The most appropriate donor for second SCT is also not well defined. It would seem logical to use a new (or even a mismatched) donor, because one assumes relapse is due in part to insufficient GVT activity provided by the original donor. However, available data do not support an obvious benefit with a second donor. Factors associated with improved outcomes after second allogeneic SCT have been age, disease status, and time to relapse. Data from the Center for International Blood and Marrow Transplant Research showed that the survival for patients < 20 years of age who relapsed > 6 months from transplantation was 51% at 5 years and only 3% for older patients who relapsed within 6 months.65 The European Group for Blood & Marrow Transplantation reported the best outcomes for patients with late relapse (> 292 days) in remission at the time of second transplantation (53% survival at 3 years).66 Outcomes are also likely to be dependent on other factors such as the intensity of the first and second conditioning regimen and susceptibility of the underlying disease to GVT induction.
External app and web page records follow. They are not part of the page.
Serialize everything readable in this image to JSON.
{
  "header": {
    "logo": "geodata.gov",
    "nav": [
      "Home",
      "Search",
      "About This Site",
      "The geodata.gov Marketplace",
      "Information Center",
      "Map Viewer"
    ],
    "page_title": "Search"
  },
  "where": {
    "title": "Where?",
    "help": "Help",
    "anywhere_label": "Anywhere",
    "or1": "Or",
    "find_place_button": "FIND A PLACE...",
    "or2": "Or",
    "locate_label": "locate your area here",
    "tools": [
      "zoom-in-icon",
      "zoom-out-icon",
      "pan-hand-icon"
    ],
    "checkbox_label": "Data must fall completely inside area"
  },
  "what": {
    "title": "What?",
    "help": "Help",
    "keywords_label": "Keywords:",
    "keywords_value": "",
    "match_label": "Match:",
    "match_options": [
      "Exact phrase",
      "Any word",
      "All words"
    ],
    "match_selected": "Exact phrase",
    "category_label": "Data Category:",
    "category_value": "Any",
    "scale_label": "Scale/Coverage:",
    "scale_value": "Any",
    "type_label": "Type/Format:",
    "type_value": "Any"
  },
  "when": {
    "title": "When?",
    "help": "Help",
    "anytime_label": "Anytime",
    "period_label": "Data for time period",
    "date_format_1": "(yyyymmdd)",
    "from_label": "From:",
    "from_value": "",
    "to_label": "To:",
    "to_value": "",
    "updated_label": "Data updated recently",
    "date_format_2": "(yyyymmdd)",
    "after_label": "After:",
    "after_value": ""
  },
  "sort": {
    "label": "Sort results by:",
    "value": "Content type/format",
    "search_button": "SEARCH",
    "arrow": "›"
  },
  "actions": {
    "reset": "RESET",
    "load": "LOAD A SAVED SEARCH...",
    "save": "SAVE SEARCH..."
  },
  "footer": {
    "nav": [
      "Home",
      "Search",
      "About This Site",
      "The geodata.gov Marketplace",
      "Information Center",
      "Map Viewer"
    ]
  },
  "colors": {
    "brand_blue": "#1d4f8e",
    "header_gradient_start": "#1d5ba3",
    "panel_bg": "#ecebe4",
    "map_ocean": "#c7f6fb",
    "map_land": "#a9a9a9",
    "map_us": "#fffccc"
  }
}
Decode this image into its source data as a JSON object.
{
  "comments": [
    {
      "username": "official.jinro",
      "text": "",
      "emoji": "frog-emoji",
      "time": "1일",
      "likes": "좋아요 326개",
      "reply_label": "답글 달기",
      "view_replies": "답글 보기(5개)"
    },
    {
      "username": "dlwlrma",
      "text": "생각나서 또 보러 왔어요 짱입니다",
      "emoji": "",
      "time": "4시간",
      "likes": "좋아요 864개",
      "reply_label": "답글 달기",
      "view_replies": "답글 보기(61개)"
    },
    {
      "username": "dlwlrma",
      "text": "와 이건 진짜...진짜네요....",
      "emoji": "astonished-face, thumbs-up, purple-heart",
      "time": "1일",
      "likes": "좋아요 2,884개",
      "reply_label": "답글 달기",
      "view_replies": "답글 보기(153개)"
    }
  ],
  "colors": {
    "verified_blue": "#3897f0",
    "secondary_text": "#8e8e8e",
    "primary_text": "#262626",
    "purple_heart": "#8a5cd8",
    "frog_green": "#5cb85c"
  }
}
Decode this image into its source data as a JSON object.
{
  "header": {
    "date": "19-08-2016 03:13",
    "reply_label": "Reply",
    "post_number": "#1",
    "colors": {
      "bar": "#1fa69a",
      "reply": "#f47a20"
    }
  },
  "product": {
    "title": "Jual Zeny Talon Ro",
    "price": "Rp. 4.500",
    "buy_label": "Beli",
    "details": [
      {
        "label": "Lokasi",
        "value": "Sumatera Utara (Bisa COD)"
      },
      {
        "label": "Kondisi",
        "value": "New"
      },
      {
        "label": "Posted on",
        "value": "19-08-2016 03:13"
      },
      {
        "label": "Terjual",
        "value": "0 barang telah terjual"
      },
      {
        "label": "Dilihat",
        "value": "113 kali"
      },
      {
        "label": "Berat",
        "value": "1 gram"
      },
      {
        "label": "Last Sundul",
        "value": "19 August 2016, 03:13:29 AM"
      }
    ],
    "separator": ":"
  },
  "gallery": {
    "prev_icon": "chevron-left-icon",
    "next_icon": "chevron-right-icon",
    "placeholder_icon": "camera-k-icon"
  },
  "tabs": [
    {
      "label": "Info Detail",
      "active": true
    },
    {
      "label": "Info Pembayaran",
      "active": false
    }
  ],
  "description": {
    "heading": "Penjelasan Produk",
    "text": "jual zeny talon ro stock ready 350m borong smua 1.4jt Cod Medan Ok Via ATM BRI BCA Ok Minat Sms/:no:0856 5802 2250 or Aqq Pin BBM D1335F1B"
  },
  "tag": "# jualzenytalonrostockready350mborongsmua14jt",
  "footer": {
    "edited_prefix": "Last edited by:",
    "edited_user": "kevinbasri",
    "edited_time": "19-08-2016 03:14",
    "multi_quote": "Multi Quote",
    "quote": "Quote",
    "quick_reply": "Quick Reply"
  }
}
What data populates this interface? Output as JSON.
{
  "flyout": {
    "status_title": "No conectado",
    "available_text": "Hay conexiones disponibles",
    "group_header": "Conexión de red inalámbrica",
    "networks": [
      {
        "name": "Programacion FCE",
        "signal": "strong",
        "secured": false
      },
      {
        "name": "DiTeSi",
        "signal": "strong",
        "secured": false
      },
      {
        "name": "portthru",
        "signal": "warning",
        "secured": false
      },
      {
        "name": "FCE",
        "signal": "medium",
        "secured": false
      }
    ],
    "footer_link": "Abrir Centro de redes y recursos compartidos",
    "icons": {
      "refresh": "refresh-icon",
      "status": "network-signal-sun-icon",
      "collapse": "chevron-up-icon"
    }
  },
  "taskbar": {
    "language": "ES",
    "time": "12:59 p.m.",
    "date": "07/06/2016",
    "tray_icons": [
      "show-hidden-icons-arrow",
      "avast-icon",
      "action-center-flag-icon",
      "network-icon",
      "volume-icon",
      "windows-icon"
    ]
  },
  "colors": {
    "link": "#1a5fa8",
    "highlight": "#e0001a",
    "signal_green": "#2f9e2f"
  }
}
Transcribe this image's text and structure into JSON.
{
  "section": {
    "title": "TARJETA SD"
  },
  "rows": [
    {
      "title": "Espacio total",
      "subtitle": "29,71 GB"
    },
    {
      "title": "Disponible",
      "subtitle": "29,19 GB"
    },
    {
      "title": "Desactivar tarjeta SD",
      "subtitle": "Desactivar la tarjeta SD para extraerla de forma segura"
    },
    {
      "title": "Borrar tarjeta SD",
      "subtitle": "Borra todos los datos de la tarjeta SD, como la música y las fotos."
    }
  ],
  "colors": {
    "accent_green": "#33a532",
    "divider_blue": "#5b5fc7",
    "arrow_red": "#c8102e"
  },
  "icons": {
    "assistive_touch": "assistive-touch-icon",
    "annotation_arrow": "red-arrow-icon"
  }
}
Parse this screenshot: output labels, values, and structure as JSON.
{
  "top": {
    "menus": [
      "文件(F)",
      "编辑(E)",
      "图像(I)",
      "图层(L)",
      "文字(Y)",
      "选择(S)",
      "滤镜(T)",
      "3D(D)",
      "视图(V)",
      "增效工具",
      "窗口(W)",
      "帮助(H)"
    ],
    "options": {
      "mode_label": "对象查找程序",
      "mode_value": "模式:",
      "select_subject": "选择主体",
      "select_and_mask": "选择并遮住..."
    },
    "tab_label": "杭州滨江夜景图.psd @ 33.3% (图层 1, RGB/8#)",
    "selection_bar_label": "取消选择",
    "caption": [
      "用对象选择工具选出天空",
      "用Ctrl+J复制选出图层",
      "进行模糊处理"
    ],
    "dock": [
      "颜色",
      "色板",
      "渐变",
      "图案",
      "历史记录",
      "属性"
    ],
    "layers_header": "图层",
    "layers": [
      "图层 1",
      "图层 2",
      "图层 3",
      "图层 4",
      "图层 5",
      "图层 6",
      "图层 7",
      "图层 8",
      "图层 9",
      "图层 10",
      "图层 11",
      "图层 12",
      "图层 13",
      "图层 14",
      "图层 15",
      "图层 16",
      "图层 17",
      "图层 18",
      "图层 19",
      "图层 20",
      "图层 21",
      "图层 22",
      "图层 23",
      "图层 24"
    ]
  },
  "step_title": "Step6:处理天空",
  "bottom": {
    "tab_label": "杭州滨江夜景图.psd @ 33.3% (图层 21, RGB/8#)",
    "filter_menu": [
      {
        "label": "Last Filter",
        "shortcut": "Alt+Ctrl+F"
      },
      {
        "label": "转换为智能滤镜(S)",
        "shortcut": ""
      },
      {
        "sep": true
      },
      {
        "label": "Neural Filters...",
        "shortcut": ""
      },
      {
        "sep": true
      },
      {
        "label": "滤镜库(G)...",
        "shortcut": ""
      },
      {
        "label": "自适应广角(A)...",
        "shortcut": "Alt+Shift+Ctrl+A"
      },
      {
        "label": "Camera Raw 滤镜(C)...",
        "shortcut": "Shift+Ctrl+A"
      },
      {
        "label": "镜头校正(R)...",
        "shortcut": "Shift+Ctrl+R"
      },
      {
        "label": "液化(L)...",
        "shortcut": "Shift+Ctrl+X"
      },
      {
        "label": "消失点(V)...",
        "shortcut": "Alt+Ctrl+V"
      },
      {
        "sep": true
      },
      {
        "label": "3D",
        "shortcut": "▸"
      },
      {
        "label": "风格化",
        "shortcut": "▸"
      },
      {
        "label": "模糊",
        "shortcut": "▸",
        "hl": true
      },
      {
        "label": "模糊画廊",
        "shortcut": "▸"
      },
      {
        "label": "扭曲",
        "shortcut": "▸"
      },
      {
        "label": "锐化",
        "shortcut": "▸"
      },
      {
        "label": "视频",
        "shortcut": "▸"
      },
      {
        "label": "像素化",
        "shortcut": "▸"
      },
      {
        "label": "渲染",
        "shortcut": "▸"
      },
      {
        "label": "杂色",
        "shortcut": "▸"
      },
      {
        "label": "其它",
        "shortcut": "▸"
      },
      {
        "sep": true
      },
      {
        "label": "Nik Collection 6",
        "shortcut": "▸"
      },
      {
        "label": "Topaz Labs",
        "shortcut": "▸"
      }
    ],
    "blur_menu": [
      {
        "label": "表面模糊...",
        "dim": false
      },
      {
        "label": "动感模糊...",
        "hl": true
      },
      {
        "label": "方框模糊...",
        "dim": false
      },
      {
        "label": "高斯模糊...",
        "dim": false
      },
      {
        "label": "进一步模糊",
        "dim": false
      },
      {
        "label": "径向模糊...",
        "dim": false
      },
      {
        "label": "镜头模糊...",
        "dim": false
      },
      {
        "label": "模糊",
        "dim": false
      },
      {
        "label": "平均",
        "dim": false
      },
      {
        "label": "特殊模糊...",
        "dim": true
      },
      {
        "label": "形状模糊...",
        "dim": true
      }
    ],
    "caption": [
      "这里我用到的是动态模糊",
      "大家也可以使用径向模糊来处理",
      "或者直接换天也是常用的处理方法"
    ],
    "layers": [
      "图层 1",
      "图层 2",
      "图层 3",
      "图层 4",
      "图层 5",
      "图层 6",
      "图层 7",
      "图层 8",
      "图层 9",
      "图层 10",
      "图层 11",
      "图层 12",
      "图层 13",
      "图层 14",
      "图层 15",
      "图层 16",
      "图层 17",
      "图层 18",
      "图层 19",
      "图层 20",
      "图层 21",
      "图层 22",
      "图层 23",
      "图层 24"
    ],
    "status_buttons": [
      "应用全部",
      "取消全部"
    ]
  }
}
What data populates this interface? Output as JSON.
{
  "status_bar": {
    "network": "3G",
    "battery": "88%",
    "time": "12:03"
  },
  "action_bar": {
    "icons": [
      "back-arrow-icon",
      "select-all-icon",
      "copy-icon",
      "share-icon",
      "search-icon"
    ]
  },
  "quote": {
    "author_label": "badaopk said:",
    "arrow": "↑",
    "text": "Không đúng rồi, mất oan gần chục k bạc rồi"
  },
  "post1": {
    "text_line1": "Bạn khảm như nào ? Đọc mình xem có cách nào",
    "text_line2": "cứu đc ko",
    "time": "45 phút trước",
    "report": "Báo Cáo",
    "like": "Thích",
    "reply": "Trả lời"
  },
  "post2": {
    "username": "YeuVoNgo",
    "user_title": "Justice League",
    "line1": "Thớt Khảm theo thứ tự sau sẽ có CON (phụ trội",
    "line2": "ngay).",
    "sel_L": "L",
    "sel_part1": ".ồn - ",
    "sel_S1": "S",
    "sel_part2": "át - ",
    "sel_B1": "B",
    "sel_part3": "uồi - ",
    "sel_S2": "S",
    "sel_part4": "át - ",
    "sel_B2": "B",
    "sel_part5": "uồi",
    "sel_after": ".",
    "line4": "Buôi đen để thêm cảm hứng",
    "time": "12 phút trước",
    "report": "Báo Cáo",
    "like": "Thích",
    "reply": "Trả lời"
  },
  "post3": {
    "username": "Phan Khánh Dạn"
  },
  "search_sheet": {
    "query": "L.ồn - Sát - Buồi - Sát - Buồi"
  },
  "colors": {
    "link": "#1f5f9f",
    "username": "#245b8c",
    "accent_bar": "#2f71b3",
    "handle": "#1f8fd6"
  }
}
Because second allogeneic SCT is used primarily as adoptive immunotherapy in most cases, it is not known if this is more effective (or more toxic) than GVT induction with DLI. Studies comparing the outcomes of second SCT with DLI for relapse would be particularly important to define the most effective method of GVT induction to treat relapse.
It is now possible to harness the antitumor potential of human T cells to treat cancer, both in the setting of allogeneic SCT and with the use of DLI after allogeneic SCT. Many novel strategies are being tested to maximize the GVT reactivity associated with transplantation. Whereas allogeneic adoptive immunotherapy can be quite powerful, many issues remain to be determined for optimization of GVT activity. It is not known whether the GVT reaction is a generalized allogeneic effect or has disease-specific targets, and it has not yet been possible to consistently separate GVT from GVHD. The contribution of immune effector cells other than T cells (such as APCs and DCs) or new biologic agents and immune modulators (alone or in combination with cellular therapy) to augment GVT activity needs to be explored in detail. Understanding the mechanisms of relapse will lead to better strategies for GVT induction. Ultimately, although there is a critical need for small, innovative pilot studies, well-designed international cooperative trials are going to be needed to understand how best to optimize and harness GVT activity for maximal clinical benefit.
This work was supported in part by a grant from the National Institutes of Health (K24 CA11787901).
Conflict-of-interest disclosure: The author declares no competing financial interests. Off-label drug use: Cellular therapy for relapsed disease after allogeneic SCT.
David L. Porter, MD, 3400 Civic Center Blvd, PCAM 2 West Pavilion, Philadelphia PA 19104; Phone: (215) 662-2862; Fax: (215) 615-5888; e-mail: firstname.lastname@example.org.